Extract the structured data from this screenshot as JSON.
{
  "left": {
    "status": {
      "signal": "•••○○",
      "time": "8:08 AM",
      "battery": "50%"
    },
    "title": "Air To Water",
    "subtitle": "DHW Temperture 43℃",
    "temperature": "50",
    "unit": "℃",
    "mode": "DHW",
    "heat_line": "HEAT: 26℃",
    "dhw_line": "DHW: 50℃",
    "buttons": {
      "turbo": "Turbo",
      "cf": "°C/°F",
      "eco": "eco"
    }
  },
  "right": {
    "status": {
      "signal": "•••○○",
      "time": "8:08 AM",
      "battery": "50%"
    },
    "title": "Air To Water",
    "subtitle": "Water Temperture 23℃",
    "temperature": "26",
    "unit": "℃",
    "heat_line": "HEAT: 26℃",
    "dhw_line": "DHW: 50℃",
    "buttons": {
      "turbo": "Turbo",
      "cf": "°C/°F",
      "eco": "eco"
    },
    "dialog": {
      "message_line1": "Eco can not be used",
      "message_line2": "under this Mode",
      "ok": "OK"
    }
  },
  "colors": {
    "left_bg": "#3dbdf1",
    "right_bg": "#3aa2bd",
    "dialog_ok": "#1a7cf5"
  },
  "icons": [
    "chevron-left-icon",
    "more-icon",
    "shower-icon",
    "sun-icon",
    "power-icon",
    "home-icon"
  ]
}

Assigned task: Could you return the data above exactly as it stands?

Solution to this problem:
Extract the structured data from this screenshot as JSON.
{
  "left": {
    "status": {
      "signal": "•••○○",
      "time": "8:08 AM",
      "battery": "50%"
    },
    "title": "Air To Water",
    "subtitle": "DHW Temperture 43℃",
    "temperature": "50",
    "unit": "℃",
    "mode": "DHW",
    "heat_line": "HEAT: 26℃",
    "dhw_line": "DHW: 50℃",
    "buttons": {
      "turbo": "Turbo",
      "cf": "°C/°F",
      "eco": "eco"
    }
  },
  "right": {
    "status": {
      "signal": "•••○○",
      "time": "8:08 AM",
      "battery": "50%"
    },
    "title": "Air To Water",
    "subtitle": "Water Temperture 23℃",
    "temperature": "26",
    "unit": "℃",
    "heat_line": "HEAT: 26℃",
    "dhw_line": "DHW: 50℃",
    "buttons": {
      "turbo": "Turbo",
      "cf": "°C/°F",
      "eco": "eco"
    },
    "dialog": {
      "message_line1": "Eco can not be used",
      "message_line2": "under this Mode",
      "ok": "OK"
    }
  },
  "colors": {
    "left_bg": "#3dbdf1",
    "right_bg": "#3aa2bd",
    "dialog_ok": "#1a7cf5"
  },
  "icons": [
    "chevron-left-icon",
    "more-icon",
    "shower-icon",
    "sun-icon",
    "power-icon",
    "home-icon"
  ]
}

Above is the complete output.